Search the data for the word "price" and copy every line where it occurs.

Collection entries
= = = = = = =
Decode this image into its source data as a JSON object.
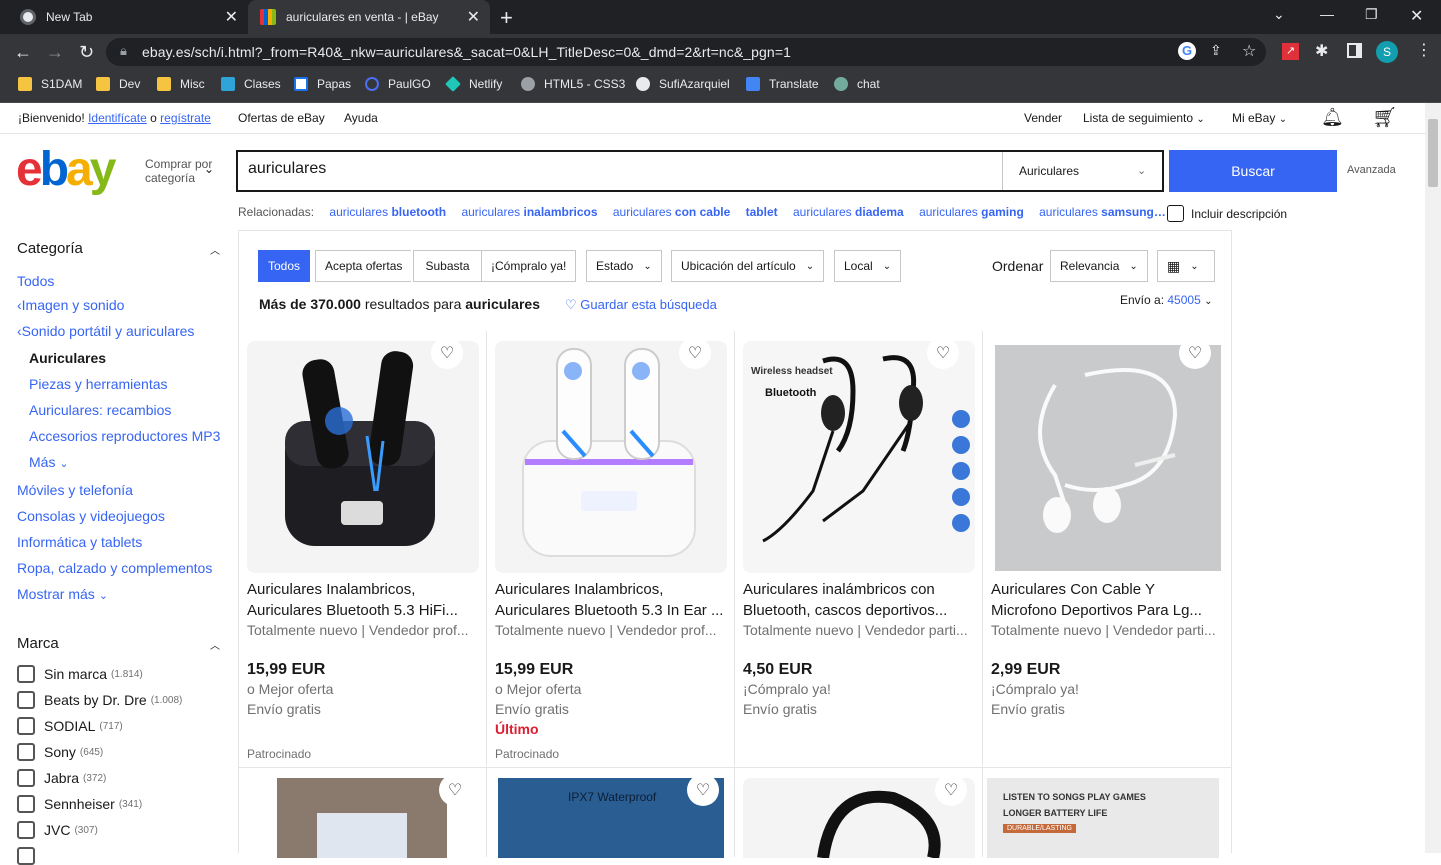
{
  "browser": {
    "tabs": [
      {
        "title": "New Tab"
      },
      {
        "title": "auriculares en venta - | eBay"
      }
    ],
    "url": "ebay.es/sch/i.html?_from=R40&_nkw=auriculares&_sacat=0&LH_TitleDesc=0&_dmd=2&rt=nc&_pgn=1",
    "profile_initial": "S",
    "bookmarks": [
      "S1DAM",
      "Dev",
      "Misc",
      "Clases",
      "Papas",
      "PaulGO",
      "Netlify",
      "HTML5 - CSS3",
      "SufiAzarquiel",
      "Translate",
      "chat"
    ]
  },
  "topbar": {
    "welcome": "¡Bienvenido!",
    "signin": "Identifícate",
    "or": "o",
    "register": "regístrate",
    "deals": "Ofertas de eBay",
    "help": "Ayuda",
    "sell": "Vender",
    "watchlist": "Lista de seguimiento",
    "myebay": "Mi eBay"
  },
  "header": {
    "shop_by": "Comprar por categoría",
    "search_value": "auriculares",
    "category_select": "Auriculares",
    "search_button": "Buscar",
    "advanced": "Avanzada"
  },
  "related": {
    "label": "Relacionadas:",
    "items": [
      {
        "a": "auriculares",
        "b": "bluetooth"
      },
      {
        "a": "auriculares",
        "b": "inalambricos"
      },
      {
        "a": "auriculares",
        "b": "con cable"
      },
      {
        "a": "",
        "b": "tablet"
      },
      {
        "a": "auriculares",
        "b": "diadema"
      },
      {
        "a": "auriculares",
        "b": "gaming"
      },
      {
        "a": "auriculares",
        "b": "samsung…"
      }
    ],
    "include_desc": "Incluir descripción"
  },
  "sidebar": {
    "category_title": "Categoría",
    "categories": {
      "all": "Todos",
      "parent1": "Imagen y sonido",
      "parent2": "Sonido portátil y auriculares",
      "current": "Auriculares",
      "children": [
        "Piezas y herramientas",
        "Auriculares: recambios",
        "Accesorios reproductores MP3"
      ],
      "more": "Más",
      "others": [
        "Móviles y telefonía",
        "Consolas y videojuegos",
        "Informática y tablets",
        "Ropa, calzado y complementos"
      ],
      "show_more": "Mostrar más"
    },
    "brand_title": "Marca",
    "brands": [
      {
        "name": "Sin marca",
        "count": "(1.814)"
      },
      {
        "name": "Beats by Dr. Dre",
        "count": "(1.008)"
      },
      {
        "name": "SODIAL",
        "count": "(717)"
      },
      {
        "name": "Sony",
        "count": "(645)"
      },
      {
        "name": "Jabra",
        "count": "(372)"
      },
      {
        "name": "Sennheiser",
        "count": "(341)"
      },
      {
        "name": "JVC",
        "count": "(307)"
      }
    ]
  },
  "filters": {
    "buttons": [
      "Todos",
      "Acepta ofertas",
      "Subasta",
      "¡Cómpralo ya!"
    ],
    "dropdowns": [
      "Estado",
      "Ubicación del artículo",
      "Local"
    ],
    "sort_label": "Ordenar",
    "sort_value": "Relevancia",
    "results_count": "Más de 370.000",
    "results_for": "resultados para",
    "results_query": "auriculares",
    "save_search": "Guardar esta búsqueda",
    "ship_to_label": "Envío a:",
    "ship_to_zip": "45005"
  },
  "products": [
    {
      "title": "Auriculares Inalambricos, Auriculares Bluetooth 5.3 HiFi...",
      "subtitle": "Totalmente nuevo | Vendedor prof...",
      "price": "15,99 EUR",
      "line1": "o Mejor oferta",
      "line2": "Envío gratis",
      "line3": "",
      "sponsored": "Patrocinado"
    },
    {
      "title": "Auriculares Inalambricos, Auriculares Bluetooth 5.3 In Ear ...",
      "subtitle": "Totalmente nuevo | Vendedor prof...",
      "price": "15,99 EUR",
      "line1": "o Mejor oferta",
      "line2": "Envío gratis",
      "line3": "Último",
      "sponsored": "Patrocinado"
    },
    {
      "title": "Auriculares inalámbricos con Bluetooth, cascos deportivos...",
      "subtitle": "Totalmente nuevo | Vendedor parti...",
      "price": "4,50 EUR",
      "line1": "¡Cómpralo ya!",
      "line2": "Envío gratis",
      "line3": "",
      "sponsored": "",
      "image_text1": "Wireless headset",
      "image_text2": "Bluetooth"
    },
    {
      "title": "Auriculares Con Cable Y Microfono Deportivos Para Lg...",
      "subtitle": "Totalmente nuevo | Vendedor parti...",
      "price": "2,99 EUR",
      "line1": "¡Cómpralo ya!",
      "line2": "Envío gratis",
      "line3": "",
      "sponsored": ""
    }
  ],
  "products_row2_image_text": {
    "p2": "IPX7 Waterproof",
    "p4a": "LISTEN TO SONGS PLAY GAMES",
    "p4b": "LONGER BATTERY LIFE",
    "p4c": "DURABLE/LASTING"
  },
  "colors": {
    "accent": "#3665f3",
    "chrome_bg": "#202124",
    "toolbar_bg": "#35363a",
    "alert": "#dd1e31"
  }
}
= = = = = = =
Result:
      "price": "15,99 EUR",
      "price": "15,99 EUR",
      "price": "4,50 EUR",
      "price": "2,99 EUR",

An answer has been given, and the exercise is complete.